Invasion!? Squid Girl #22 — Meat, Sausage Grinding, and Snow

December 12th, 2011

 

Why can’t she just fight Santa or something? Even KKN was smart enough to pull that trick.

Impressions:

Oh boy, yet another grilling segment where meat is somehow a rare luxury (do not even begin quoting Japanese food customs at me) and a character devolves into a long monologue about how to get all the meat for themselves before failing due to overthinking it. Only instead of one obligatory throwaway joke like in most shows, it goes on and on and on for a full eight minues. Then Ayumi learns to protect herself by watching Chizuru beat up Goro through a series of montages of her hitting him. That leaves the third segment, I guess, where the scientists invent a machine that covers the beach in a blizzard. So they build a snowman. Then look at it. They build an igloo. Then sit in it. And finally, get lost in a blizzard.
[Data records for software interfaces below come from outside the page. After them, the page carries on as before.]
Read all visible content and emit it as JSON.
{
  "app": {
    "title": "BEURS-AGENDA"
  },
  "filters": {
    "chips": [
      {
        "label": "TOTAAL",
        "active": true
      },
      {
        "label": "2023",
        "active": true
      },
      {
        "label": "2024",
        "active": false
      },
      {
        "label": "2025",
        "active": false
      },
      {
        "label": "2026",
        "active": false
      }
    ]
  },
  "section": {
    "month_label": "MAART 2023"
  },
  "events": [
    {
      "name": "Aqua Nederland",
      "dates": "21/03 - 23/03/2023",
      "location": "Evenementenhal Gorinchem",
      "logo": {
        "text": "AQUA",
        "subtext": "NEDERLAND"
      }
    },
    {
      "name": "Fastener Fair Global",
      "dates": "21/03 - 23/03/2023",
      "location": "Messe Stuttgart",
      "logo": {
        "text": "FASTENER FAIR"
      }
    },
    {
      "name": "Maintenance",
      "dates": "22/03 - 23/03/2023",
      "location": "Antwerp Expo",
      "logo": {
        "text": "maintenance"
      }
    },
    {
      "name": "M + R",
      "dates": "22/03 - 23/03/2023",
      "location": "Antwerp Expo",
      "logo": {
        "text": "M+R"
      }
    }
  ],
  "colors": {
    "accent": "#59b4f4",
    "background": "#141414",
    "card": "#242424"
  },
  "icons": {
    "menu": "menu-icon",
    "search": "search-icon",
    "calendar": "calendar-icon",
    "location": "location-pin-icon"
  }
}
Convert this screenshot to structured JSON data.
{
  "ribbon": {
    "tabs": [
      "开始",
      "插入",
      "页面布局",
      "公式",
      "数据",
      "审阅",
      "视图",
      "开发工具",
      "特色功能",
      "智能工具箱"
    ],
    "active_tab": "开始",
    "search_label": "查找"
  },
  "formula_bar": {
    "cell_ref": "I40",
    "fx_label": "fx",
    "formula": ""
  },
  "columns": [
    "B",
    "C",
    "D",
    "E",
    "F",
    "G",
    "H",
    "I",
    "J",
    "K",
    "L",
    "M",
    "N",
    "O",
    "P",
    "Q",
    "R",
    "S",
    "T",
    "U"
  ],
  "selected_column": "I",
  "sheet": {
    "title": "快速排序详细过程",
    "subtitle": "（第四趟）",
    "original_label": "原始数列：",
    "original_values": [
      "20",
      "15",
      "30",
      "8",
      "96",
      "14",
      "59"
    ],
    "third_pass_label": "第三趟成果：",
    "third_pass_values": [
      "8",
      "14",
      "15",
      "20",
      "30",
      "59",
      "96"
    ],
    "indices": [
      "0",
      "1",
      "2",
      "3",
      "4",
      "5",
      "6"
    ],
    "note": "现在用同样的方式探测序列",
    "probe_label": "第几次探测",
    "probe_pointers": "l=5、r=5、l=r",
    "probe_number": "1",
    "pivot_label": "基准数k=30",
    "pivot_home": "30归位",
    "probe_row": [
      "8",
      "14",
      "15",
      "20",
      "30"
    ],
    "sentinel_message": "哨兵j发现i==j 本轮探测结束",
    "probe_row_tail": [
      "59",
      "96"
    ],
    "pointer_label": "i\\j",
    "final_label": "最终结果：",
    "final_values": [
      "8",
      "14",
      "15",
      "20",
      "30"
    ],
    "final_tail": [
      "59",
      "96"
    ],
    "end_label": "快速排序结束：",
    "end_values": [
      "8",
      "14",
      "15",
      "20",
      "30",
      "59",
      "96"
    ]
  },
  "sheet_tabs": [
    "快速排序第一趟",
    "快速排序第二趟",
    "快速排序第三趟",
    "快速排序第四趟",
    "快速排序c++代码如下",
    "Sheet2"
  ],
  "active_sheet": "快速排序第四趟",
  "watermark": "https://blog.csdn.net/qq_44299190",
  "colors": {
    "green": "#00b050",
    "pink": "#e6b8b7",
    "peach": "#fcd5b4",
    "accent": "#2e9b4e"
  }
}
Yeah, even for Squid thing, it was a rather poor showing. I’m ready for next season, where the comedies will have jokes and the ‘action’ shows aren’t so ridiculous that they’re funnier than the comedies. …Hey, a man can dream, can’t he? At least if anything, next season is looking to decimate the line between stupidity and sense with a forklift and go careening off a cliff into the abyss.

Preview:

How can you hypnotize what doesn’t have a brain?

Posted in Squid Girl | 5 Comments »

5 Shouts From the Peanut Gallery

  • Nanaya says:

    You have no idea how tempted I am to research and write an Anthropological thesis on the cultural background of meat consumption in Feudal Japan and its impacts and implications on their modern society, and post it here.

  • Pronas says:

    WHY IS MEAT SO FUCKING RARE OVER THERE? GOD

    Steven Den Beste says:

    Japan has a bunch of protectionist laws regarding food import. The reason that watermelons are such an icon, appproaching cliche, is that they are all grown domestically, and the supply isn’t all that great. So they’re hideously expensive. Eating watermelon is seen as a rare treat.

    Likewise meat, I suspect, though I don’t know that for sure.

    Aroduc says:

    Fairly sure it’s just that there’s not good land and/or space to raise cattle like you can most places, so beef is a luxury/import and therefore generally expensive.

    Also, the whole two hundred year ban on eating it up to the mid 19th century. A few generations of that probably engrains certain things in your culture for awhile.

    Nanaya says:

    There’s also the fact that for most of its’ past it was a very rigid society where about 99% of the population were dirt poor and killing something to eat it meant that they would lose everything else it would have ever produced, which could easily mean life and death in the future. Getting meat was something that happened once a year or so, usually with older animals who would have died anyway or very special occasions. For many hundreds of years. Yes, cultural ingraining.

    Also has a cultural similarity with the Middle East here, it brings about the whole ‘familial grudge’ against those who had harmed them/their property and a massive stigma against thieves. I could really go on about this for a lot of other world cultures.

    I actually miss writing anthropology essays. It’s just so easy to do.